Kite Fishing

Angler kite fishing

By Tom Burden, Last updated: 6/2/2021

Is it hang gliding for baits, kite-sailing for greenies? Nope, it’s kite fishing, and it’s a great way to deploy live baits for tuna, marlin, sailfish and other predator game fish. Invented in China, long practiced in New Guinea and other Pacific Islands, kite fishing enables off-the-beach surf anglers to deploy lines and hooks out past the breakers.

Since fishing icon Bob Lewis introduced kite fishing to billfish anglers in South Florida, its popularity has grown immensely. Bob figured out the advantages of using a kite—keeping the wiggly live bait swimming attractively just below the surface with the heavier leader line hanging vertically above the bait and out of the water, less likely to spook wary predators. Experienced anglers multiply their chances of catching fish by flying up to three kites—each with up to three baits suspended beneath it—for a total of up to nine baits in the water.

Kite Fishing Equipment

Fishing kites are square and typically have a carbon-graphite frame across which is stretched rip-stop nylon fabric. Anglers fly kites with 50-, 80- or 100-pound Spectra or Dacron line connected to a stubby rod and a powerful reel. Electric reels are often employed, since reeling in a kite producing 15-20 pounds pressure can be tiresome.

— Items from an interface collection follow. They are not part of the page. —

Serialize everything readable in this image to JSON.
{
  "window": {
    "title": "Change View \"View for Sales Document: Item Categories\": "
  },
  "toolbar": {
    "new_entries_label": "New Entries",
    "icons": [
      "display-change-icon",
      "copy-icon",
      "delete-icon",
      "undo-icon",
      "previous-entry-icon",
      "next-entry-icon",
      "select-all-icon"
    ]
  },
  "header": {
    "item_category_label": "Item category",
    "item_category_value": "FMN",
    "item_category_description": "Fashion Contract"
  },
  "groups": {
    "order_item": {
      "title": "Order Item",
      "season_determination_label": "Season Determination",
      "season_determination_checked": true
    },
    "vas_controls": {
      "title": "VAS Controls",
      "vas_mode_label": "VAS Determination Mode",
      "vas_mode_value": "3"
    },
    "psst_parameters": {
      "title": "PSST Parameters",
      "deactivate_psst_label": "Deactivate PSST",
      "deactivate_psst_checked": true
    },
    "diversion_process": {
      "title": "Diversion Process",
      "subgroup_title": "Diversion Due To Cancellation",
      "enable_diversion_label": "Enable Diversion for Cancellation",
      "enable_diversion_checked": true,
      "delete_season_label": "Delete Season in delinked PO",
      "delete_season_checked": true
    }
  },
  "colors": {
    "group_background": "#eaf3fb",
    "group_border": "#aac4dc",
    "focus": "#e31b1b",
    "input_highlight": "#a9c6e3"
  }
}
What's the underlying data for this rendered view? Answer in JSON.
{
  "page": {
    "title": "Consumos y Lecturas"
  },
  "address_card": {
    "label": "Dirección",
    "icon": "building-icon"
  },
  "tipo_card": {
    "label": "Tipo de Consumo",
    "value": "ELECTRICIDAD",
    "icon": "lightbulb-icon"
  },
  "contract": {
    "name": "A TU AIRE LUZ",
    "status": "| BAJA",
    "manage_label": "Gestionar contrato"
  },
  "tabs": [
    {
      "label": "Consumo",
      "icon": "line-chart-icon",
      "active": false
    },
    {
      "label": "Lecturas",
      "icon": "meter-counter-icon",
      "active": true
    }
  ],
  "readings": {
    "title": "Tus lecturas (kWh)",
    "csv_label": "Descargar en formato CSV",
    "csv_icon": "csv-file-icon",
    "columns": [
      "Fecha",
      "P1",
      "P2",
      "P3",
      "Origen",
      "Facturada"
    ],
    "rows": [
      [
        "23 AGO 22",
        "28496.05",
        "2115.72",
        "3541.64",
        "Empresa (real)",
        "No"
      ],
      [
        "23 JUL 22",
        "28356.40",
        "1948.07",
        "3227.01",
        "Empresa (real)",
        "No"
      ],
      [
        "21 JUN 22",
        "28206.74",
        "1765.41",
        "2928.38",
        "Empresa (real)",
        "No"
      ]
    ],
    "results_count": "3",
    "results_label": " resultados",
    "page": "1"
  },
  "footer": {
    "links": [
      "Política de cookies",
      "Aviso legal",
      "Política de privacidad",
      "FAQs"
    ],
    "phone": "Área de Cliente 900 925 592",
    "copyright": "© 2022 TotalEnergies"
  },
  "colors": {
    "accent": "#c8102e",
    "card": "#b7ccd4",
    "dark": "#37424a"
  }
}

Kites vary in size and weight to accommodate light to heavy winds.

We suggest you carry an assortment of kites to accomodate different wind speeds and because you will need another if the kite line breaks and you lose your kite to Davy Jone's locker. Also, pulling a kite that’s ten feet underwater back to your boat is a big challenge, so some captains attach a small party balloon to the back side of their kite to keep it afloat to save precious minutes while retrieving it during a tournament. Helium balloons are used in light wind to help support the kite.

Each kite’s line has one or more release clips, like those used on outriggers, strung at intervals along the kite line; and each clip is assigned to a rod and reel. As many as three baits are suspended below each kite. When multiple kites are flowen, anglers place small weights on the edge of each kite to control the direction they want to fly and prevent them from crossing over each other. The diagrams below depict what this looks like.

Mono-filament or fluorocarbon leaders are attached to a fishing reel’s main line with a neon-colored Styrofoam marker about the diameter of your forefinger, with a snap swivel. These markers hover in the air above each of your baits and indicate their location. A dual or three-way rod holder on the transom holds your kite rod and one or two additional rods.

Kites can also be used from shore anywhere you have the wind at your back, allowing boat-less anglers with a little creativity to present baits way beyond normal casting range. With the right gear, kite fishing is easier than it looks.

Kite Rods and Reels

In addition to your preferred rods and reels for billfishing, for each kite that you fly, you will need a dedicated kite rod and reel.

Low-speed conventional reels like the Penn Senator 114H2 make a great choice for a kite reel. Power assist electric reels are recommended for even greater convenience, but at a substantially higher price. We stock a range of Daiwa electric reels that connect to a deep cycle battery with alligator clips, plug into a waterproof receptacle, or use a Lithium battery pack.

Kite rods are short and heavy, often with just one ring guide at the tip, about 3' in length. Their singular job is to hold the kite line. Your other rods hold your baits.

Sea Anchors

Kite fishing is often done while drifting as slowly as possible the bow to the wind or with the boat perpendicular to the wind. To do this, a sea anchor or drogue is attached to the boat's bow or to an a cleat amidships.

Kite Fishing Drift Technique

Example of kite fishing drift

Kite Fishing Drop Line Technique

Example of a drop line on a kite fishing rig

Above diagrams courtesy Tigress Outriggers and Gear.